Page and application data records:
__________________________________________________

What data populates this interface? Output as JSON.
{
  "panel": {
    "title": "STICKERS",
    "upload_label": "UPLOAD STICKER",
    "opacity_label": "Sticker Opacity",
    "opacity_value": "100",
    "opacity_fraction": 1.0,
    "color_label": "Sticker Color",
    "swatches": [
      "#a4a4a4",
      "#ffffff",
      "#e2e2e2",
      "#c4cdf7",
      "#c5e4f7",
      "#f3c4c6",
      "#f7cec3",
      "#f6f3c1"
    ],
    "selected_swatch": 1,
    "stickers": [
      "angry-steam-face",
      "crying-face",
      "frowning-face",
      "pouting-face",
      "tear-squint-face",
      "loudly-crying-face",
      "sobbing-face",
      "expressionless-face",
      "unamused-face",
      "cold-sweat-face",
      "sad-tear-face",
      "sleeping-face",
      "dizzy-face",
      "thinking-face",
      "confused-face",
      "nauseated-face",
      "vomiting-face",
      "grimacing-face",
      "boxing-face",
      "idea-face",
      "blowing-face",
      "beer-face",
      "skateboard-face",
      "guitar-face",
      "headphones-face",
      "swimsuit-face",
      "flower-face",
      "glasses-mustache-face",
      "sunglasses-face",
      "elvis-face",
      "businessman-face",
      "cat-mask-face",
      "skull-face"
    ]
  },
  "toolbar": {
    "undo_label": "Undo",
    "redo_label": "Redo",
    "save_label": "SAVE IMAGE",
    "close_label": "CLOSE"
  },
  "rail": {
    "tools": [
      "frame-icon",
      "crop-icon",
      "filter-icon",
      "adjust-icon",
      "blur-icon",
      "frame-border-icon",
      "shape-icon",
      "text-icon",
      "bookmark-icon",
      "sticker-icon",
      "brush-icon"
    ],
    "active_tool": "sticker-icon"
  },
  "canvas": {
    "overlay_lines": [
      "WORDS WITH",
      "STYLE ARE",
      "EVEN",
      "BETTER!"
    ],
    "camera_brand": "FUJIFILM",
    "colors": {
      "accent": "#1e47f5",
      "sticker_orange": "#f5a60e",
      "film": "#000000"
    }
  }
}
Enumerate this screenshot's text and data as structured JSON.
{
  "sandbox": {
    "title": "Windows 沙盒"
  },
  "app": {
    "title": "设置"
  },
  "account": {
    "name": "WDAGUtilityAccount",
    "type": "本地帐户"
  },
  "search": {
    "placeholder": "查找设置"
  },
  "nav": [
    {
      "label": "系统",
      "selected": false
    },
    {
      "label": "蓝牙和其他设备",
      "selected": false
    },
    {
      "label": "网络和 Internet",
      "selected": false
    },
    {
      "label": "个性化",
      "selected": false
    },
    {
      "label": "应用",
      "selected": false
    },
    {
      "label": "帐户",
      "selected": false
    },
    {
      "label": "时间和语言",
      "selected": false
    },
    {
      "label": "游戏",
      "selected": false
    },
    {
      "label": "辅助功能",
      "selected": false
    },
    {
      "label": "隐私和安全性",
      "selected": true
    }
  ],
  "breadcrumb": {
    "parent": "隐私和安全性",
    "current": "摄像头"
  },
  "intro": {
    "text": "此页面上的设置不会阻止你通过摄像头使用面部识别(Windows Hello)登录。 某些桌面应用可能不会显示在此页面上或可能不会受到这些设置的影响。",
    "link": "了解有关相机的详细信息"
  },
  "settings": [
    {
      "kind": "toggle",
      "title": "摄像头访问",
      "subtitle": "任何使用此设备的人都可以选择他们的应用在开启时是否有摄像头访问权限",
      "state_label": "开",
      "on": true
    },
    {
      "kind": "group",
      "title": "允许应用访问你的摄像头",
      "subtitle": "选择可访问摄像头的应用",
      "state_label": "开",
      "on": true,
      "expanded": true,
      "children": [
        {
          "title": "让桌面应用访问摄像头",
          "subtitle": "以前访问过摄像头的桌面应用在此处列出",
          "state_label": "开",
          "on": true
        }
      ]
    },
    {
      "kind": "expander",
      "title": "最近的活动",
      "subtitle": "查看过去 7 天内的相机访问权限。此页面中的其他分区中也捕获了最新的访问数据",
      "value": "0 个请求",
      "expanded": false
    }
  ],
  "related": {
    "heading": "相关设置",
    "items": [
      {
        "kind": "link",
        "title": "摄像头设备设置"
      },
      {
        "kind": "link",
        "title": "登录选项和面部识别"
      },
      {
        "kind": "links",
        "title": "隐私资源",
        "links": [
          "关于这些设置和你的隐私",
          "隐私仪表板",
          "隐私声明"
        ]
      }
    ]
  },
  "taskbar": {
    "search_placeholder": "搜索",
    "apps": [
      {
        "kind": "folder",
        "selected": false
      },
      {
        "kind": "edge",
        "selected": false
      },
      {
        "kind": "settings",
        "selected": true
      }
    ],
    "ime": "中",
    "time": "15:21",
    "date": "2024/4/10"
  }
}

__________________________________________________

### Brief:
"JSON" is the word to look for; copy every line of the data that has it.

### Solution:
What data populates this interface? Output as JSON.
Enumerate this screenshot's text and data as structured JSON.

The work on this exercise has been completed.